We soon left the 'comfort' of our room and went to explore the town a little bit with the help of a free map from the hostel. Ten minutes later we were in the centre but to us it seemed like a ghost town, only one or two people crossed our paths while we were out and we wouldn't have been surprised to see tumbleweed rolling by it was that quiet. The one thing that we did see quiet a lot of thought were the lorries carrying logs, which would speed through the town not stopping for anything. It was only later that day that we realised why it seemed the whole town was shut down...it was Australia Day weekend and everyone was somewhere else celebrating so it seemed! We managed to find our way to the River Tamar which was a breath of fresh air after wondering the streets. A long boardwalk sat parallel to the river which was overlooked by houses of all shapes and sizes built into the hillside, reminiscent of a beautiful European seaside town. The boardwalk took us to a marina type area that seemed in the midst of development with new luxury river front apartments and designer bars and beauty salons creeping up everywhere. It seemed like Launceston really was trying to shift the stereotype it had gotten stuck with and become more in line with the cosmopolitan Hobart.
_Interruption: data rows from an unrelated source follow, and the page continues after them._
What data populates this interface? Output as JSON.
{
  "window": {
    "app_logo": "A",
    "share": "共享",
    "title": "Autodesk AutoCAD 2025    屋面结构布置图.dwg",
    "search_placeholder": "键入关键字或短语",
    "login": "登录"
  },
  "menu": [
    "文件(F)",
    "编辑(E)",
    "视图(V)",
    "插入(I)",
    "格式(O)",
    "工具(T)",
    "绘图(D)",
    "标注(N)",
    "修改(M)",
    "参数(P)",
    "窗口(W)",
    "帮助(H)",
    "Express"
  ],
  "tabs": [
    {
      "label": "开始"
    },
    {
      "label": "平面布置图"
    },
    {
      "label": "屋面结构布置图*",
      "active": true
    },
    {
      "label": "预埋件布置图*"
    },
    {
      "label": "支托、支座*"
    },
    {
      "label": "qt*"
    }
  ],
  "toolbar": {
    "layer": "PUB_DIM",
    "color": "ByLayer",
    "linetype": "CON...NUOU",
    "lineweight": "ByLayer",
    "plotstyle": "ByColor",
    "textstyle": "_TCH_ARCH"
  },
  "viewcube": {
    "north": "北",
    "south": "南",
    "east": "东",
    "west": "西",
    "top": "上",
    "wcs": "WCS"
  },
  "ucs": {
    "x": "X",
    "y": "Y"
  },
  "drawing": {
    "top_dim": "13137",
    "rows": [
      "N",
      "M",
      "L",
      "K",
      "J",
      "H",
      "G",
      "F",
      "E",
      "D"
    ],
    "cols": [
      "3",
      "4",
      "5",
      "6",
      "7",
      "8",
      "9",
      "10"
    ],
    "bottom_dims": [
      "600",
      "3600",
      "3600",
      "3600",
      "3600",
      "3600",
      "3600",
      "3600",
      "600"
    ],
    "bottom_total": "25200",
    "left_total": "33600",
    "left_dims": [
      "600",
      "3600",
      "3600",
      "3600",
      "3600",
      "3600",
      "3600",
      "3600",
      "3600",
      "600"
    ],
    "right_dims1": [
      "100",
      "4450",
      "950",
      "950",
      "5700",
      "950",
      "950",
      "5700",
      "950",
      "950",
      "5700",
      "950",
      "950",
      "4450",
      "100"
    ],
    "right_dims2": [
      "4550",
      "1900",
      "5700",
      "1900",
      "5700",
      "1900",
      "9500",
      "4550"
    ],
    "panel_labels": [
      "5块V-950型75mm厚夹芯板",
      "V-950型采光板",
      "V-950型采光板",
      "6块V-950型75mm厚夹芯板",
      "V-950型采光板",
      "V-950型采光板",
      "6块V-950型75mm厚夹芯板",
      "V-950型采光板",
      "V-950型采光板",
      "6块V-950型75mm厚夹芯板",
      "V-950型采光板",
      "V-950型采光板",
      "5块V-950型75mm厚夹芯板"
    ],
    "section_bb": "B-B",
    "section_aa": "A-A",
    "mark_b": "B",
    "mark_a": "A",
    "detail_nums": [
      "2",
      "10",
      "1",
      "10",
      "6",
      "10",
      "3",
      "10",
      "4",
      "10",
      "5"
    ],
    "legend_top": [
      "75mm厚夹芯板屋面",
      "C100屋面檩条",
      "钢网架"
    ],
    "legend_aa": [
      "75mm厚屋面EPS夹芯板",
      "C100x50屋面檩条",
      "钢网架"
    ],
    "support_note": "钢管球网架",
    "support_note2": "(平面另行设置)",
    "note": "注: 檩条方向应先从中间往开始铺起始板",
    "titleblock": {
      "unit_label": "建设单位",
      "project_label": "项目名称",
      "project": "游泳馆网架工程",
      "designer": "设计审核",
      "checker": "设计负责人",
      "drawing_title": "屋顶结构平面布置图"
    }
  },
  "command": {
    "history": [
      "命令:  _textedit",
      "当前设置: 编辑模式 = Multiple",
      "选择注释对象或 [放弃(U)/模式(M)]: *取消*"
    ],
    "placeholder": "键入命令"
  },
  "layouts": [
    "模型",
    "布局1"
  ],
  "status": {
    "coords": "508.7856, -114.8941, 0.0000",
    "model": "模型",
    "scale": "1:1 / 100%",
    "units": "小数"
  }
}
We carried on wondering around the city and came across the City Park which we found to have an enclosure housing Japanese Mackay's, not your average finding in a city park!We let the monkeys entertain us for a while, watching them go about their daily routine eating and playing before having a walk around the park itself. It was quite a beautiful park with dozens of huge oak trees, a bandstand and an elegant fountain. At the centre of the park is a glass conservatory built in 1892 housing all kinds of flowers and plants.One of the things Launceston is most famous for, and the reason a lot of people visit the area is The Cataract Gorge, where near vertical basalt cliffs crown the banks of the South Esk River as it enters the Tamar River. It was only a ten minute walk from our hostel so we decided to pack up a bit of a picnic and go and explore. It really was stunning and looks just like it does in the photos, if not better. We walked along a path from King's Bridge that hugged the side of the cliff, and every so often jutted out to give you the most spectacular views of the Gorge as we approached the First Basin. Just on the walk up to the basin there was a real feeling of life around the cliffs as people abseiled down them and climbed up them seemingly defying gravity and groups of children swam in the river and jumped off rocks, plunging into the water below. Cataract Gorge it's stunning and yes it really looks like the photos, but better... We stopped to have dinner once we reached a grassy picnic area known as Cliffs Grounds Reserve and found ourselves accompanied by peacocks casually strolling around. We were then surprised to see a Wallaby rummaging in the leaves not too far away from us and it was only when we got a little bit closer did we see it was carrying a baby in its pouch, popping its curious head out every so often.It didn't seem fazed by us at all and let us get quite close once we gave it some of our fruit but them some kids came stomping towards us and off it went. It was a really nice experience as it's the first time we have seen a kangaroo or a wallaby with a baby in its pouch and we were able to get so close.As a treat we decided to catch the chairlift over to the other side of the basin as it is famed as having the longest single chairlift span in the world as the central span is 308 metres. We didn't really feel it was worth the money we paid to go on it but the views we got were really beautiful, almost a 360 degree panoramic of the gorge, the basin and the swimming pool below. To get back to our starting point we opted to walk across the Alexandra Suspension Bridge which seemed quite sturdy when we first stepped on it but as we got towards the middle and people walked past us the wobbles began, of both the bridge and Kara's legs! It was quite strange thinking how something so beautiful was so close to the city and made us wish we had visited it earlier on in our time in Launceston so we could maybe have spent another day there, enjoying the swimming pool and the various walks that the Gorge has to offer.